== Activity ==
When a line of the records below contains the string "JSON", copy that whole line.

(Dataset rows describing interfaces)
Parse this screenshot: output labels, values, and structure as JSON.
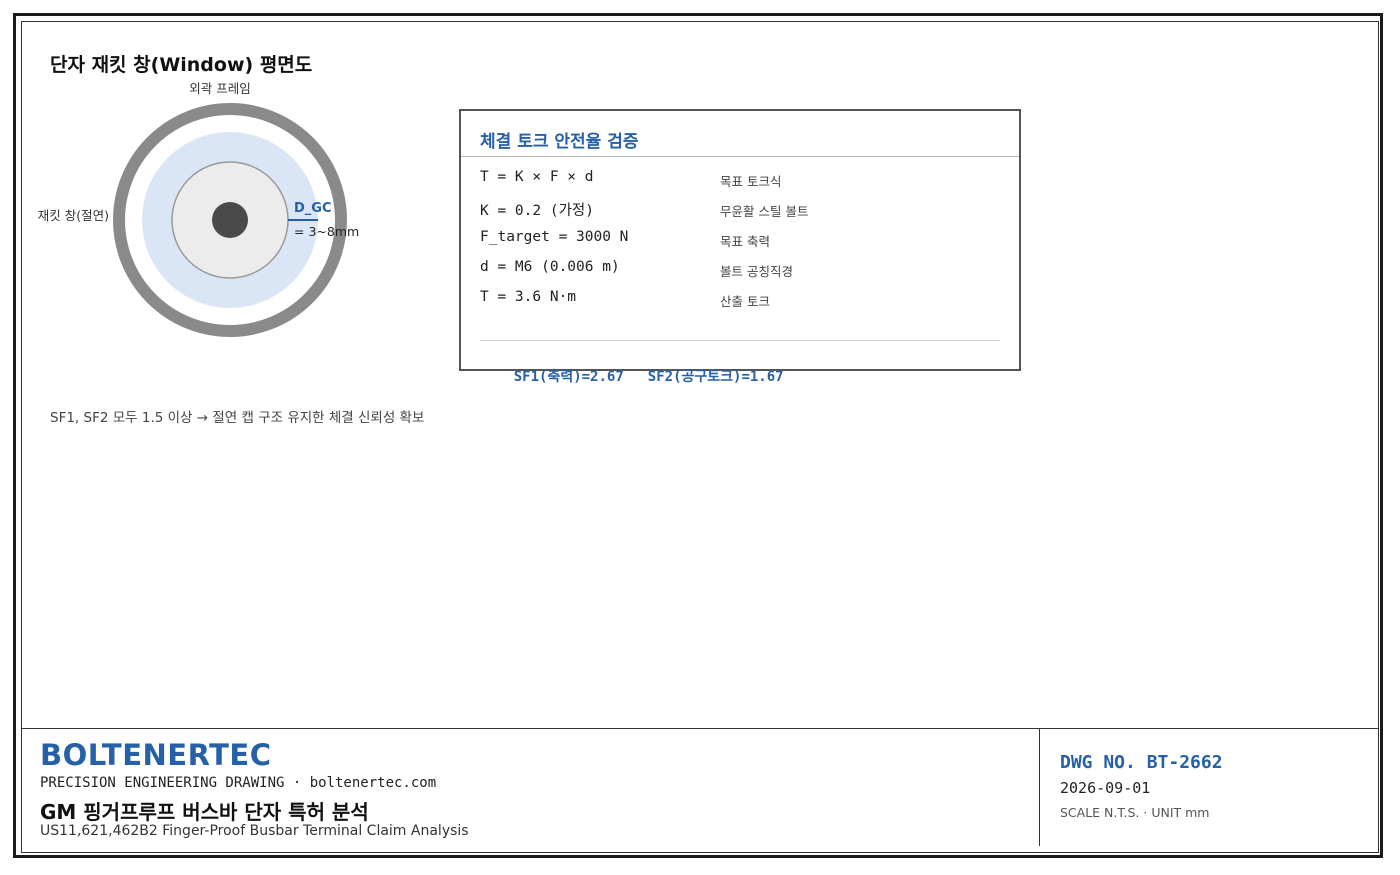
{
  "diagram": {
    "title": "단자 재킷 창(Window) 평면도",
    "labels": {
      "outer_frame": "외곽 프레임",
      "jacket_window": "재킷 창(절연)",
      "dimension_name": "D_GC",
      "dimension_value": "= 3~8mm"
    },
    "colors": {
      "outer_ring": "#8a8a8a",
      "insulation": "#dae6f5",
      "inner_cap": "#ececec",
      "bolt": "#4a4a4a",
      "accent": "#2560a8"
    }
  },
  "torque_check": {
    "title": "체결 토크 안전율 검증",
    "rows": [
      {
        "formula": "T = K × F × d",
        "note": "목표 토크식"
      },
      {
        "formula": "K = 0.2 (가정)",
        "note": "무윤활 스틸 볼트"
      },
      {
        "formula": "F_target = 3000 N",
        "note": "목표 축력"
      },
      {
        "formula": "d = M6 (0.006 m)",
        "note": "볼트 공칭직경"
      },
      {
        "formula": "T = 3.6 N·m",
        "note": "산출 토크"
      }
    ],
    "sf1": "SF1(축력)=2.67",
    "sf2": "SF2(공구토크)=1.67"
  },
  "conclusion": "SF1, SF2 모두 1.5 이상 → 절연 캡 구조 유지한 체결 신뢰성 확보",
  "title_block": {
    "brand": "BOLTENERTEC",
    "tagline": "PRECISION ENGINEERING DRAWING · boltenertec.com",
    "project_title": "GM 핑거프루프 버스바 단자 특허 분석",
    "project_subtitle": "US11,621,462B2 Finger-Proof Busbar Terminal Claim Analysis",
    "dwg_no": "DWG NO. BT-2662",
    "date": "2026-09-01",
    "scale": "SCALE N.T.S. · UNIT mm"
  }
}
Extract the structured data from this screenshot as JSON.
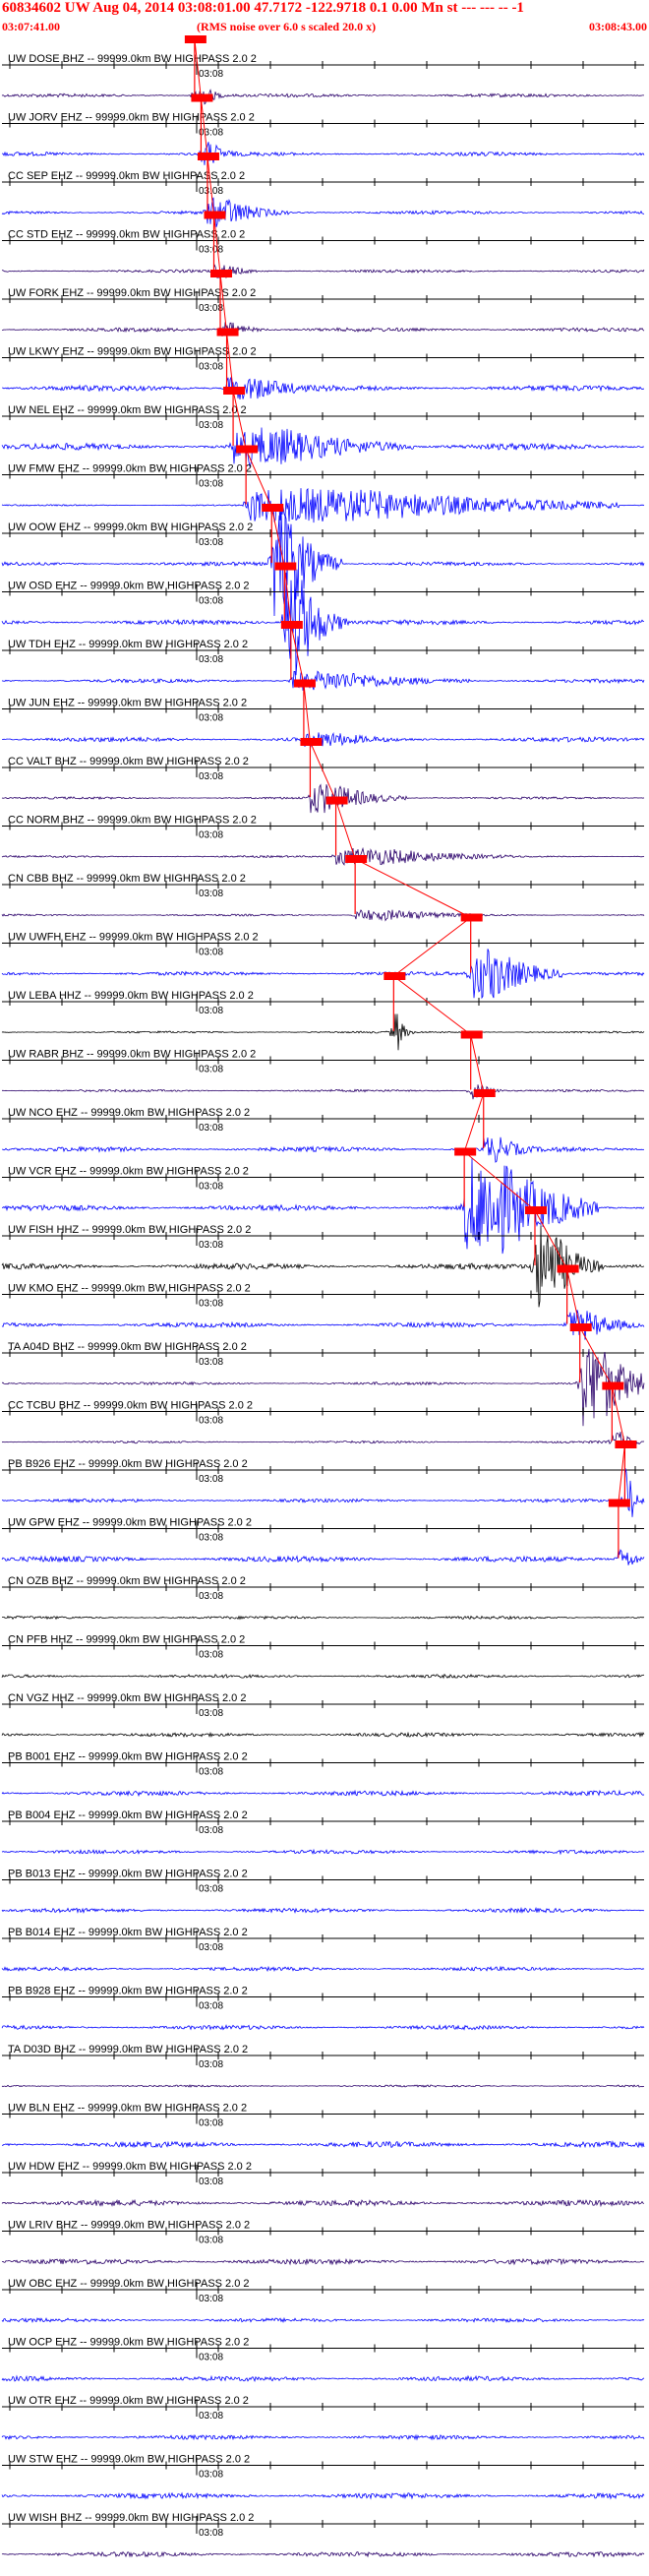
{
  "header": {
    "title": "60834602 UW Aug 04, 2014 03:08:01.00   47.7172 -122.9718  0.1 0.00 Mn st --- --- --   -1",
    "start_time": "03:07:41.00",
    "note": "(RMS noise over 6.0 s scaled 20.0 x)",
    "end_time": "03:08:43.00"
  },
  "colors": {
    "header_text": "#ff0000",
    "pick": "#ff0000",
    "trace_blue": "#0000ff",
    "trace_purple": "#2a006a",
    "trace_black": "#000000",
    "axis": "#000000"
  },
  "chart_data": {
    "type": "seismogram",
    "x_range": [
      "03:07:41.00",
      "03:08:43.00"
    ],
    "minute_marker_label": "03:08",
    "traces": [
      {
        "label": "UW DOSE BHZ -- 99999.0km BW  HIGHPASS  2.0  2",
        "pick": true,
        "color": "purple",
        "event_amp": 0.55,
        "event_at": 0.3,
        "event_len": 0.04,
        "noise": 0.18
      },
      {
        "label": "UW JORV EHZ -- 99999.0km BW  HIGHPASS  2.0  2",
        "pick": true,
        "color": "blue",
        "event_amp": 0.6,
        "event_at": 0.31,
        "event_len": 0.05,
        "noise": 0.2
      },
      {
        "label": "CC SEP EHZ -- 99999.0km BW  HIGHPASS  2.0  2",
        "pick": true,
        "color": "blue",
        "event_amp": 0.7,
        "event_at": 0.32,
        "event_len": 0.1,
        "noise": 0.18
      },
      {
        "label": "CC STD EHZ -- 99999.0km BW  HIGHPASS  2.0  2",
        "pick": true,
        "color": "purple",
        "event_amp": 0.35,
        "event_at": 0.33,
        "event_len": 0.06,
        "noise": 0.15
      },
      {
        "label": "UW FORK EHZ -- 99999.0km BW  HIGHPASS  2.0  2",
        "pick": true,
        "color": "purple",
        "event_amp": 0.35,
        "event_at": 0.34,
        "event_len": 0.06,
        "noise": 0.2
      },
      {
        "label": "UW LKWY EHZ -- 99999.0km BW  HIGHPASS  2.0  2",
        "pick": true,
        "color": "blue",
        "event_amp": 0.55,
        "event_at": 0.35,
        "event_len": 0.15,
        "noise": 0.3
      },
      {
        "label": "UW NEL EHZ -- 99999.0km BW  HIGHPASS  2.0  2",
        "pick": true,
        "color": "blue",
        "event_amp": 0.9,
        "event_at": 0.36,
        "event_len": 0.25,
        "noise": 0.35
      },
      {
        "label": "UW FMW EHZ -- 99999.0km BW  HIGHPASS  2.0  2",
        "pick": true,
        "color": "blue",
        "event_amp": 0.8,
        "event_at": 0.38,
        "event_len": 0.55,
        "noise": 0.08
      },
      {
        "label": "UW OOW EHZ -- 99999.0km BW  HIGHPASS  2.0  2",
        "pick": true,
        "color": "blue",
        "event_amp": 2.6,
        "event_at": 0.42,
        "event_len": 0.08,
        "noise": 0.2
      },
      {
        "label": "UW OSD EHZ -- 99999.0km BW  HIGHPASS  2.0  2",
        "pick": true,
        "color": "blue",
        "event_amp": 2.6,
        "event_at": 0.44,
        "event_len": 0.07,
        "noise": 0.25
      },
      {
        "label": "UW TDH EHZ -- 99999.0km BW  HIGHPASS  2.0  2",
        "pick": true,
        "color": "blue",
        "event_amp": 0.45,
        "event_at": 0.45,
        "event_len": 0.25,
        "noise": 0.2
      },
      {
        "label": "UW JUN EHZ -- 99999.0km BW  HIGHPASS  2.0  2",
        "pick": true,
        "color": "blue",
        "event_amp": 0.35,
        "event_at": 0.47,
        "event_len": 0.15,
        "noise": 0.25
      },
      {
        "label": "CC VALT BHZ -- 99999.0km BW  HIGHPASS  2.0  2",
        "pick": true,
        "color": "purple",
        "event_amp": 0.7,
        "event_at": 0.48,
        "event_len": 0.12,
        "noise": 0.12
      },
      {
        "label": "CC NORM BHZ -- 99999.0km BW  HIGHPASS  2.0  2",
        "pick": true,
        "color": "purple",
        "event_amp": 0.4,
        "event_at": 0.52,
        "event_len": 0.25,
        "noise": 0.1
      },
      {
        "label": "CN CBB BHZ -- 99999.0km BW  HIGHPASS  2.0  2",
        "pick": true,
        "color": "purple",
        "event_amp": 0.25,
        "event_at": 0.55,
        "event_len": 0.2,
        "noise": 0.1
      },
      {
        "label": "UW UWFH EHZ -- 99999.0km BW  HIGHPASS  2.0  2",
        "pick": true,
        "color": "blue",
        "event_amp": 1.2,
        "event_at": 0.73,
        "event_len": 0.12,
        "noise": 0.2
      },
      {
        "label": "UW LEBA HHZ -- 99999.0km BW  HIGHPASS  2.0  2",
        "pick": true,
        "color": "black",
        "event_amp": 1.0,
        "event_at": 0.61,
        "event_len": 0.02,
        "noise": 0.1
      },
      {
        "label": "UW RABR BHZ -- 99999.0km BW  HIGHPASS  2.0  2",
        "pick": true,
        "color": "purple",
        "event_amp": 0.4,
        "event_at": 0.73,
        "event_len": 0.04,
        "noise": 0.12
      },
      {
        "label": "UW NCO EHZ -- 99999.0km BW  HIGHPASS  2.0  2",
        "pick": true,
        "color": "blue",
        "event_amp": 0.6,
        "event_at": 0.75,
        "event_len": 0.08,
        "noise": 0.25
      },
      {
        "label": "UW VCR EHZ -- 99999.0km BW  HIGHPASS  2.0  2",
        "pick": true,
        "color": "blue",
        "event_amp": 2.3,
        "event_at": 0.72,
        "event_len": 0.18,
        "noise": 0.3
      },
      {
        "label": "UW FISH HHZ -- 99999.0km BW  HIGHPASS  2.0  2",
        "pick": true,
        "color": "black",
        "event_amp": 2.0,
        "event_at": 0.83,
        "event_len": 0.08,
        "noise": 0.3
      },
      {
        "label": "UW KMO EHZ -- 99999.0km BW  HIGHPASS  2.0  2",
        "pick": true,
        "color": "blue",
        "event_amp": 0.7,
        "event_at": 0.88,
        "event_len": 0.1,
        "noise": 0.25
      },
      {
        "label": "TA A04D BHZ -- 99999.0km BW  HIGHPASS  2.0  2",
        "pick": true,
        "color": "purple",
        "event_amp": 2.0,
        "event_at": 0.9,
        "event_len": 0.1,
        "noise": 0.15
      },
      {
        "label": "CC TCBU BHZ -- 99999.0km BW  HIGHPASS  2.0  2",
        "pick": true,
        "color": "purple",
        "event_amp": 0.5,
        "event_at": 0.95,
        "event_len": 0.04,
        "noise": 0.12
      },
      {
        "label": "PB B926 EHZ -- 99999.0km BW  HIGHPASS  2.0  2",
        "pick": true,
        "color": "blue",
        "event_amp": 1.6,
        "event_at": 0.97,
        "event_len": 0.02,
        "noise": 0.18
      },
      {
        "label": "UW GPW EHZ -- 99999.0km BW  HIGHPASS  2.0  2",
        "pick": true,
        "color": "blue",
        "event_amp": 0.5,
        "event_at": 0.96,
        "event_len": 0.04,
        "noise": 0.3
      },
      {
        "label": "CN OZB BHZ -- 99999.0km BW  HIGHPASS  2.0  2",
        "pick": false,
        "color": "black",
        "event_amp": 0,
        "event_at": 0,
        "event_len": 0,
        "noise": 0.15
      },
      {
        "label": "CN PFB HHZ -- 99999.0km BW  HIGHPASS  2.0  2",
        "pick": false,
        "color": "black",
        "event_amp": 0,
        "event_at": 0,
        "event_len": 0,
        "noise": 0.18
      },
      {
        "label": "CN VGZ HHZ -- 99999.0km BW  HIGHPASS  2.0  2",
        "pick": false,
        "color": "black",
        "event_amp": 0,
        "event_at": 0,
        "event_len": 0,
        "noise": 0.2
      },
      {
        "label": "PB B001 EHZ -- 99999.0km BW  HIGHPASS  2.0  2",
        "pick": false,
        "color": "blue",
        "event_amp": 0,
        "event_at": 0,
        "event_len": 0,
        "noise": 0.25
      },
      {
        "label": "PB B004 EHZ -- 99999.0km BW  HIGHPASS  2.0  2",
        "pick": false,
        "color": "blue",
        "event_amp": 0,
        "event_at": 0,
        "event_len": 0,
        "noise": 0.2
      },
      {
        "label": "PB B013 EHZ -- 99999.0km BW  HIGHPASS  2.0  2",
        "pick": false,
        "color": "blue",
        "event_amp": 0,
        "event_at": 0,
        "event_len": 0,
        "noise": 0.22
      },
      {
        "label": "PB B014 EHZ -- 99999.0km BW  HIGHPASS  2.0  2",
        "pick": false,
        "color": "blue",
        "event_amp": 0,
        "event_at": 0,
        "event_len": 0,
        "noise": 0.2
      },
      {
        "label": "PB B928 EHZ -- 99999.0km BW  HIGHPASS  2.0  2",
        "pick": false,
        "color": "blue",
        "event_amp": 0,
        "event_at": 0,
        "event_len": 0,
        "noise": 0.22
      },
      {
        "label": "TA D03D BHZ -- 99999.0km BW  HIGHPASS  2.0  2",
        "pick": false,
        "color": "purple",
        "event_amp": 0,
        "event_at": 0,
        "event_len": 0,
        "noise": 0.1
      },
      {
        "label": "UW BLN EHZ -- 99999.0km BW  HIGHPASS  2.0  2",
        "pick": false,
        "color": "blue",
        "event_amp": 0,
        "event_at": 0,
        "event_len": 0,
        "noise": 0.3
      },
      {
        "label": "UW HDW EHZ -- 99999.0km BW  HIGHPASS  2.0  2",
        "pick": false,
        "color": "purple",
        "event_amp": 0,
        "event_at": 0,
        "event_len": 0,
        "noise": 0.3
      },
      {
        "label": "UW LRIV BHZ -- 99999.0km BW  HIGHPASS  2.0  2",
        "pick": false,
        "color": "purple",
        "event_amp": 0,
        "event_at": 0,
        "event_len": 0,
        "noise": 0.28
      },
      {
        "label": "UW OBC EHZ -- 99999.0km BW  HIGHPASS  2.0  2",
        "pick": false,
        "color": "blue",
        "event_amp": 0,
        "event_at": 0,
        "event_len": 0,
        "noise": 0.2
      },
      {
        "label": "UW OCP EHZ -- 99999.0km BW  HIGHPASS  2.0  2",
        "pick": false,
        "color": "blue",
        "event_amp": 0,
        "event_at": 0,
        "event_len": 0,
        "noise": 0.25
      },
      {
        "label": "UW OTR EHZ -- 99999.0km BW  HIGHPASS  2.0  2",
        "pick": false,
        "color": "blue",
        "event_amp": 0,
        "event_at": 0,
        "event_len": 0,
        "noise": 0.22
      },
      {
        "label": "UW STW EHZ -- 99999.0km BW  HIGHPASS  2.0  2",
        "pick": false,
        "color": "blue",
        "event_amp": 0,
        "event_at": 0,
        "event_len": 0,
        "noise": 0.28
      },
      {
        "label": "UW WISH BHZ -- 99999.0km BW  HIGHPASS  2.0  2",
        "pick": false,
        "color": "purple",
        "event_amp": 0,
        "event_at": 0,
        "event_len": 0,
        "noise": 0.25
      }
    ]
  }
}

== Reply ==
Parse this screenshot: output labels, values, and structure as JSON.
Extract the structured data from this screenshot as JSON.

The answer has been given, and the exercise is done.